Mental Health in the Office: Conversations to Have and Avoid
Every year around January, my social media feeds become flooded with the #BellLetsTalk hashtag. Since 2011, when Bell’s then-CEO George Cope developed this new corporate social responsibility program for the company, the initiative has generated millions of interactions and raised $7.7 million for mental health initiatives for just this year.
Even though our society has become more open to discussions about mental illnesses, the stigma around the topic is still very much apparent. For employers and HR managers, what are some precautionary steps you can consider to take care of your team?
Recognize the Issue
According to a study done by Johns Hopkins Medicine, “an estimated 26% of Americans ages 18 and older […] suffers from a diagnosable mental disorder in a given year.” Mental illness is not something that will cease to exist just because you don’t talk about it. At the same time, it is also not the most imperative topic or concern for many people. As an HR manager, here are some initiative efforts you can take:
- Recognize that mental health issues exist, and that it can be daunting.
- Let your employees know that you are willing to hear them out if they have concerns relating to mental health, and that your conversation will be confidential.
- Learn about your country’s regulations about company’s obligations to accommodate mental illness. For example, the interactive process with ADA in the US.
- Let them know that you are open to discussion for any work logistics that may need to be sorted out.
Which brings us to the next point…
Understand Your Employee’s Rights and Your Company’s Rights
Most employers and HR managers are not psychology specialists. It is understandable that even if an employee were to talk to you about mental health issues, you may not know exactly how to respond or deal with the situation. In times like this, it is best to consult professional guidelines.

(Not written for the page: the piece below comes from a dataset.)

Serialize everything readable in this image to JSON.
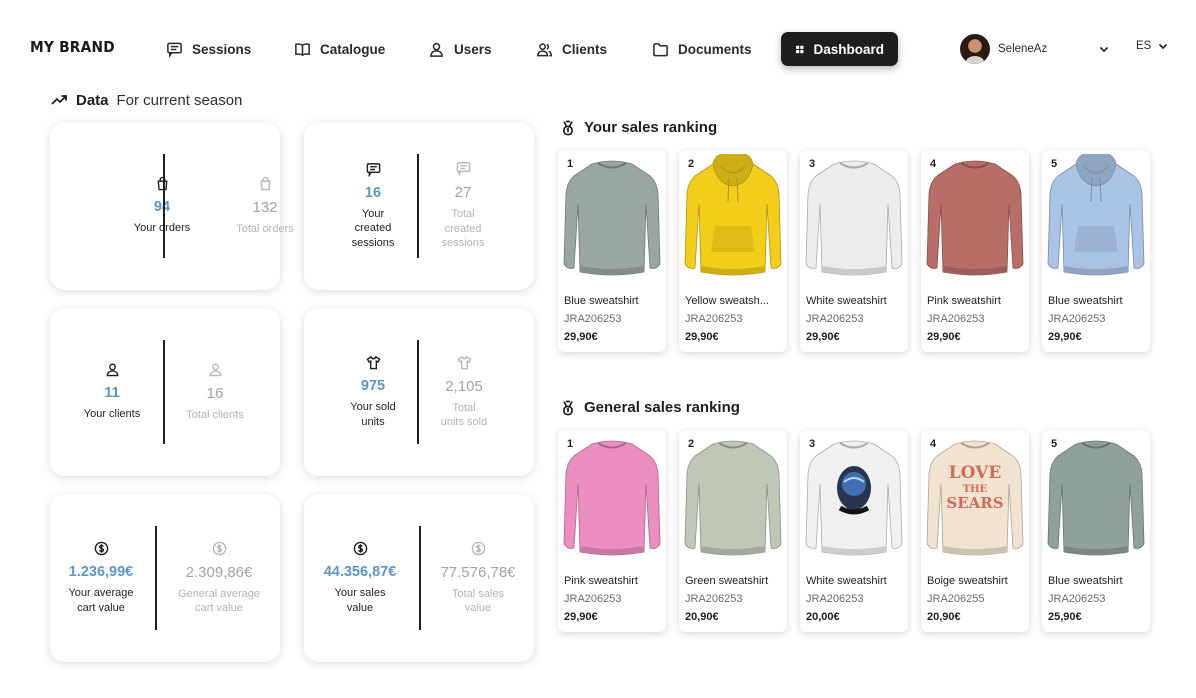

- Under the Americans with Disabilities Act (ADA), mental illness is discussed in the same way as physical disabilities in that if it is to a level of severity that impacts the individual’s day to day life, they are entitled to reasonable accommodation.
However, being entitled to accommodation does not mean they can do less work and still get paid the same. Employees are still expected to perform at the same standard as other employees. Therefore, if they were to ask for accommodations…
- Ask your employee to have their physician fill out ADA paperwork.
- Using that as a guideline, discuss possible arrangements that can work for both your employee and your company.
- If you cannot come to an agreement with your employee or is unsure what is considered a “reasonable” arrangement, seek legal advice. Poorly handled mental health conversations and arrangements could potentially bring an ugly lawsuit and a bad reputation to your company.
Respect Space and Privacy
Mental illness, just like any other type of health concern, is not something that employees are always willing to disclose – especially if it is not directly affecting their work. At the end of the day, it is still extremely important to respect an employee’s privacy and space.
- If they don’t want to discuss the topic, don’t try to force a conversation unless it’s affecting their performance significantly. In this case, direct the discussion towards performance rather than the employee’s medical conditions.
- Some employees may just want to tell you they have mental health issues, but do not currently need additional support. Accept the knowledge and leave it at that.
- Let your employee know should anything change in the future, to let you know right away.
Make it clear that you will only provide additional assistance based on the information they provide you. After you have provided all the necessary means for your employee to communicate with you, it is on them if they deliberately choose not to disclose any health issues or need for accommodations.
Mental health problems are not an easy topic to discuss. Be open to listening, be understanding. At the same time, also remember to stand your grounds with a reasonable extent as to what your company is able to provide, and kindly let them know if a certain request is simply impossible.